↓

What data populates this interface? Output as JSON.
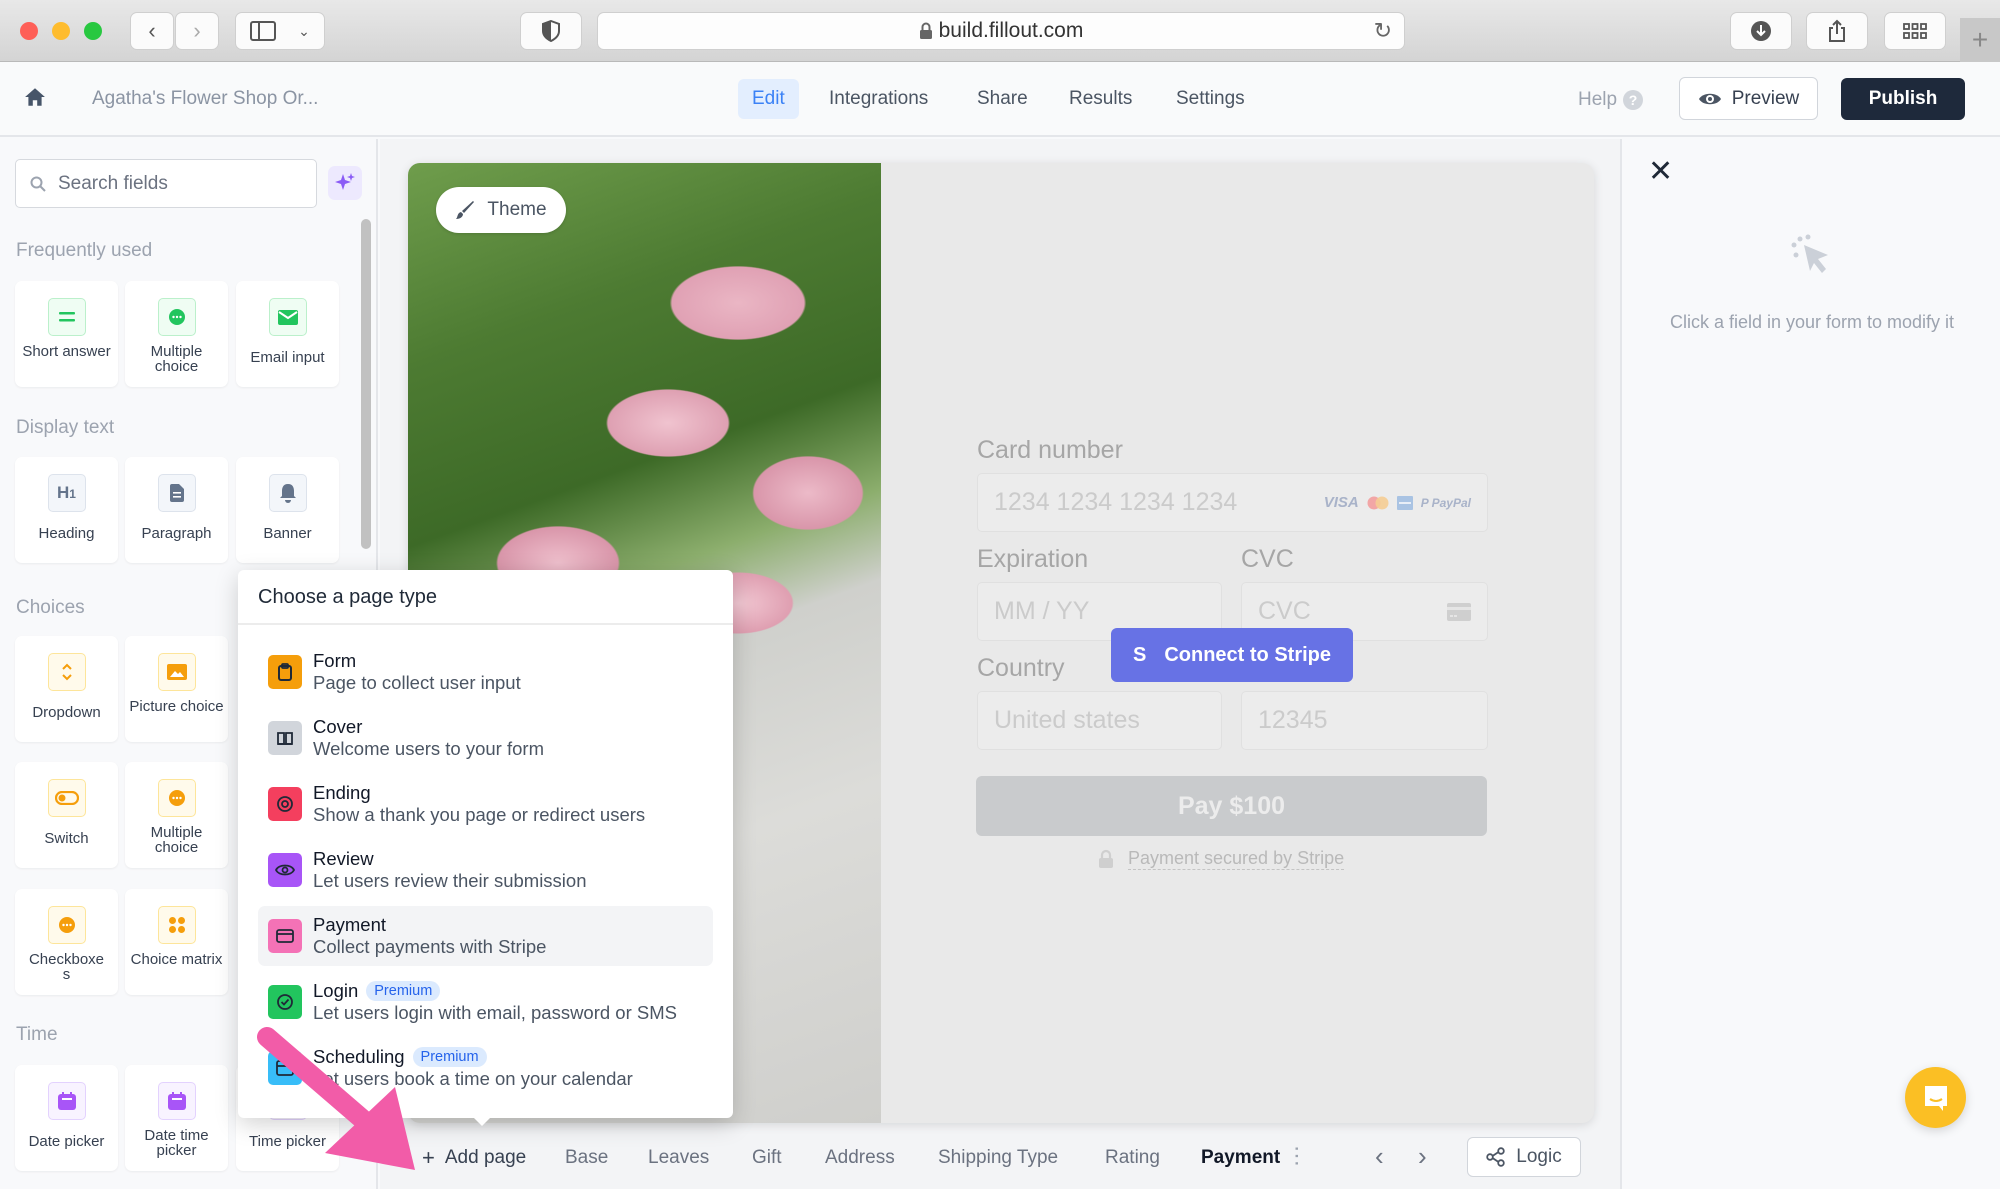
{
  "browser": {
    "url": "build.fillout.com",
    "icons": [
      "back-icon",
      "forward-icon",
      "sidebar-icon",
      "chevron-down-icon",
      "shield-icon",
      "lock-icon",
      "reload-icon",
      "download-icon",
      "share-icon",
      "grid-icon",
      "plus-icon"
    ]
  },
  "header": {
    "form_title": "Agatha's Flower Shop Or...",
    "tabs": [
      {
        "label": "Edit",
        "active": true
      },
      {
        "label": "Integrations",
        "active": false
      },
      {
        "label": "Share",
        "active": false
      },
      {
        "label": "Results",
        "active": false
      },
      {
        "label": "Settings",
        "active": false
      }
    ],
    "help_label": "Help",
    "preview_label": "Preview",
    "publish_label": "Publish",
    "accent_color": "#3b82f6"
  },
  "sidebar": {
    "search_placeholder": "Search fields",
    "sections": [
      {
        "label": "Frequently used",
        "items": [
          {
            "label": "Short answer",
            "icon": "short-answer-icon",
            "color": "#22c55e"
          },
          {
            "label": "Multiple choice",
            "icon": "multiple-choice-icon",
            "color": "#22c55e"
          },
          {
            "label": "Email input",
            "icon": "email-icon",
            "color": "#22c55e"
          }
        ]
      },
      {
        "label": "Display text",
        "items": [
          {
            "label": "Heading",
            "icon": "heading-icon",
            "color": "#64748b"
          },
          {
            "label": "Paragraph",
            "icon": "paragraph-icon",
            "color": "#64748b"
          },
          {
            "label": "Banner",
            "icon": "bell-icon",
            "color": "#64748b"
          }
        ]
      },
      {
        "label": "Choices",
        "items": [
          {
            "label": "Dropdown",
            "icon": "dropdown-icon",
            "color": "#f59e0b"
          },
          {
            "label": "Picture choice",
            "icon": "picture-icon",
            "color": "#f59e0b"
          },
          {
            "label": "Switch",
            "icon": "switch-icon",
            "color": "#f59e0b"
          },
          {
            "label": "Multiple choice",
            "icon": "multiple-choice-icon",
            "color": "#f59e0b"
          },
          {
            "label": "Checkboxes",
            "icon": "checkboxes-icon",
            "color": "#f59e0b"
          },
          {
            "label": "Choice matrix",
            "icon": "matrix-icon",
            "color": "#f59e0b"
          }
        ]
      },
      {
        "label": "Time",
        "items": [
          {
            "label": "Date picker",
            "icon": "calendar-icon",
            "color": "#a855f7"
          },
          {
            "label": "Date time picker",
            "icon": "calendar-icon",
            "color": "#a855f7"
          },
          {
            "label": "Time picker",
            "icon": "calendar-icon",
            "color": "#a855f7"
          }
        ]
      }
    ]
  },
  "canvas": {
    "theme_label": "Theme",
    "payment_form": {
      "card_number_label": "Card number",
      "card_number_placeholder": "1234 1234 1234 1234",
      "card_brands": [
        "VISA",
        "Mastercard",
        "Amex",
        "PayPal"
      ],
      "expiration_label": "Expiration",
      "expiration_placeholder": "MM / YY",
      "cvc_label": "CVC",
      "cvc_placeholder": "CVC",
      "country_label": "Country",
      "country_placeholder": "United states",
      "zip_placeholder": "12345",
      "pay_button": "Pay $100",
      "secured_text": "Payment secured by Stripe"
    },
    "stripe_button": {
      "icon_letter": "S",
      "label": "Connect to Stripe",
      "color": "#6772e5"
    }
  },
  "page_tabs": {
    "add_page_label": "Add page",
    "tabs": [
      {
        "label": "Base",
        "active": false
      },
      {
        "label": "Leaves",
        "active": false
      },
      {
        "label": "Gift",
        "active": false
      },
      {
        "label": "Address",
        "active": false
      },
      {
        "label": "Shipping Type",
        "active": false
      },
      {
        "label": "Rating",
        "active": false
      },
      {
        "label": "Payment",
        "active": true
      }
    ],
    "logic_label": "Logic"
  },
  "popup": {
    "title": "Choose a page type",
    "items": [
      {
        "title": "Form",
        "desc": "Page to collect user input",
        "color": "#f59e0b",
        "icon": "clipboard-icon",
        "badge": null
      },
      {
        "title": "Cover",
        "desc": "Welcome users to your form",
        "color": "#d1d5db",
        "icon": "book-icon",
        "badge": null
      },
      {
        "title": "Ending",
        "desc": "Show a thank you page or redirect users",
        "color": "#f43f5e",
        "icon": "target-icon",
        "badge": null
      },
      {
        "title": "Review",
        "desc": "Let users review their submission",
        "color": "#a855f7",
        "icon": "eye-icon",
        "badge": null
      },
      {
        "title": "Payment",
        "desc": "Collect payments with Stripe",
        "color": "#f472b6",
        "icon": "credit-card-icon",
        "badge": null,
        "hovered": true
      },
      {
        "title": "Login",
        "desc": "Let users login with email, password or SMS",
        "color": "#22c55e",
        "icon": "check-circle-icon",
        "badge": "Premium"
      },
      {
        "title": "Scheduling",
        "desc": "Let users book a time on your calendar",
        "color": "#38bdf8",
        "icon": "calendar-icon",
        "badge": "Premium"
      }
    ]
  },
  "right_panel": {
    "hint": "Click a field in your form to modify it"
  }
}
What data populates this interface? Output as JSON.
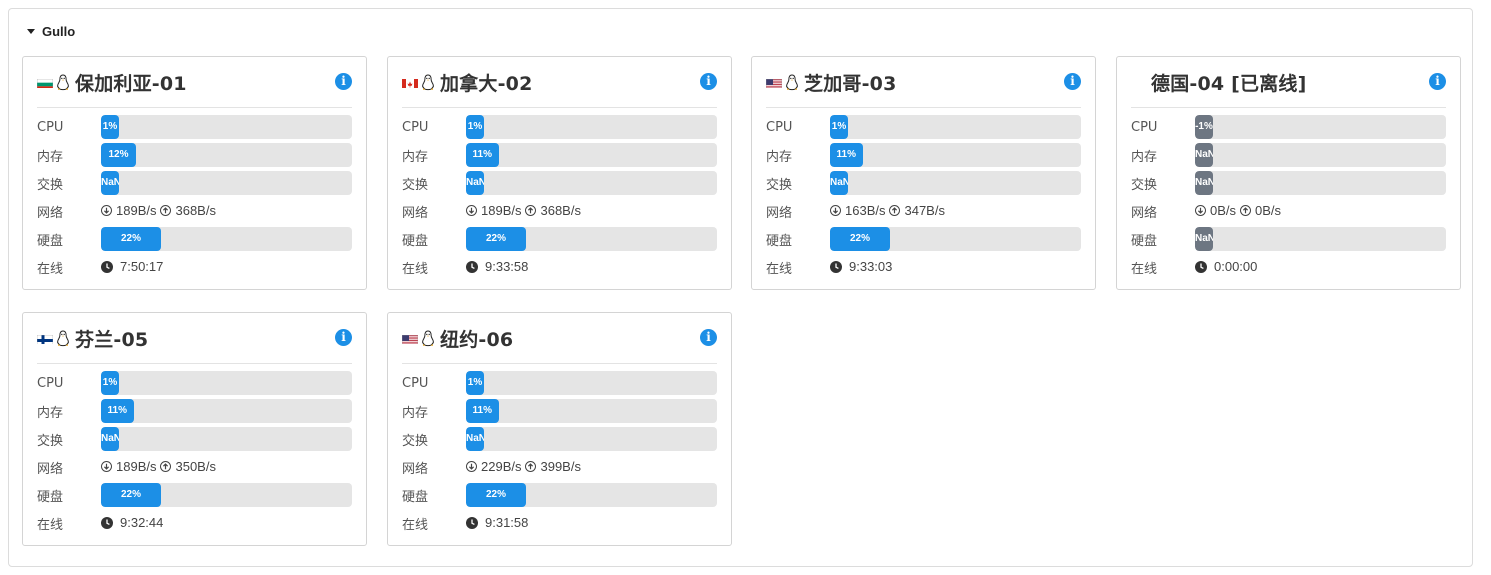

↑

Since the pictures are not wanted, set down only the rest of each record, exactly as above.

* **Solution for this task**:
What data populates this interface? Output as JSON.
{
  "browser": {
    "url": "build.fillout.com",
    "icons": [
      "back-icon",
      "forward-icon",
      "sidebar-icon",
      "chevron-down-icon",
      "shield-icon",
      "lock-icon",
      "reload-icon",
      "download-icon",
      "share-icon",
      "grid-icon",
      "plus-icon"
    ]
  },
  "header": {
    "form_title": "Agatha's Flower Shop Or...",
    "tabs": [
      {
        "label": "Edit",
        "active": true
      },
      {
        "label": "Integrations",
        "active": false
      },
      {
        "label": "Share",
        "active": false
      },
      {
        "label": "Results",
        "active": false
      },
      {
        "label": "Settings",
        "active": false
      }
    ],
    "help_label": "Help",
    "preview_label": "Preview",
    "publish_label": "Publish",
    "accent_color": "#3b82f6"
  },
  "sidebar": {
    "search_placeholder": "Search fields",
    "sections": [
      {
        "label": "Frequently used",
        "items": [
          {
            "label": "Short answer",
            "icon": "short-answer-icon",
            "color": "#22c55e"
          },
          {
            "label": "Multiple choice",
            "icon": "multiple-choice-icon",
            "color": "#22c55e"
          },
          {
            "label": "Email input",
            "icon": "email-icon",
            "color": "#22c55e"
          }
        ]
      },
      {
        "label": "Display text",
        "items": [
          {
            "label": "Heading",
            "icon": "heading-icon",
            "color": "#64748b"
          },
          {
            "label": "Paragraph",
            "icon": "paragraph-icon",
            "color": "#64748b"
          },
          {
            "label": "Banner",
            "icon": "bell-icon",
            "color": "#64748b"
          }
        ]
      },
      {
        "label": "Choices",
        "items": [
          {
            "label": "Dropdown",
            "icon": "dropdown-icon",
            "color": "#f59e0b"
          },
          {
            "label": "Picture choice",
            "icon": "picture-icon",
            "color": "#f59e0b"
          },
          {
            "label": "Switch",
            "icon": "switch-icon",
            "color": "#f59e0b"
          },
          {
            "label": "Multiple choice",
            "icon": "multiple-choice-icon",
            "color": "#f59e0b"
          },
          {
            "label": "Checkboxes",
            "icon": "checkboxes-icon",
            "color": "#f59e0b"
          },
          {
            "label": "Choice matrix",
            "icon": "matrix-icon",
            "color": "#f59e0b"
          }
        ]
      },
      {
        "label": "Time",
        "items": [
          {
            "label": "Date picker",
            "icon": "calendar-icon",
            "color": "#a855f7"
          },
          {
            "label": "Date time picker",
            "icon": "calendar-icon",
            "color": "#a855f7"
          },
          {
            "label": "Time picker",
            "icon": "calendar-icon",
            "color": "#a855f7"
          }
        ]
      }
    ]
  },
  "canvas": {
    "theme_label": "Theme",
    "payment_form": {
      "card_number_label": "Card number",
      "card_number_placeholder": "1234 1234 1234 1234",
      "card_brands": [
        "VISA",
        "Mastercard",
        "Amex",
        "PayPal"
      ],
      "expiration_label": "Expiration",
      "expiration_placeholder": "MM / YY",
      "cvc_label": "CVC",
      "cvc_placeholder": "CVC",
      "country_label": "Country",
      "country_placeholder": "United states",
      "zip_placeholder": "12345",
      "pay_button": "Pay $100",
      "secured_text": "Payment secured by Stripe"
    },
    "stripe_button": {
      "icon_letter": "S",
      "label": "Connect to Stripe",
      "color": "#6772e5"
    }
  },
  "page_tabs": {
    "add_page_label": "Add page",
    "tabs": [
      {
        "label": "Base",
        "active": false
      },
      {
        "label": "Leaves",
        "active": false
      },
      {
        "label": "Gift",
        "active": false
      },
      {
        "label": "Address",
        "active": false
      },
      {
        "label": "Shipping Type",
        "active": false
      },
      {
        "label": "Rating",
        "active": false
      },
      {
        "label": "Payment",
        "active": true
      }
    ],
    "logic_label": "Logic"
  },
  "popup": {
    "title": "Choose a page type",
    "items": [
      {
        "title": "Form",
        "desc": "Page to collect user input",
        "color": "#f59e0b",
        "icon": "clipboard-icon",
        "badge": null
      },
      {
        "title": "Cover",
        "desc": "Welcome users to your form",
        "color": "#d1d5db",
        "icon": "book-icon",
        "badge": null
      },
      {
        "title": "Ending",
        "desc": "Show a thank you page or redirect users",
        "color": "#f43f5e",
        "icon": "target-icon",
        "badge": null
      },
      {
        "title": "Review",
        "desc": "Let users review their submission",
        "color": "#a855f7",
        "icon": "eye-icon",
        "badge": null
      },
      {
        "title": "Payment",
        "desc": "Collect payments with Stripe",
        "color": "#f472b6",
        "icon": "credit-card-icon",
        "badge": null,
        "hovered": true
      },
      {
        "title": "Login",
        "desc": "Let users login with email, password or SMS",
        "color": "#22c55e",
        "icon": "check-circle-icon",
        "badge": "Premium"
      },
      {
        "title": "Scheduling",
        "desc": "Let users book a time on your calendar",
        "color": "#38bdf8",
        "icon": "calendar-icon",
        "badge": "Premium"
      }
    ]
  },
  "right_panel": {
    "hint": "Click a field in your form to modify it"
  }
}
What data populates this interface? Output as JSON.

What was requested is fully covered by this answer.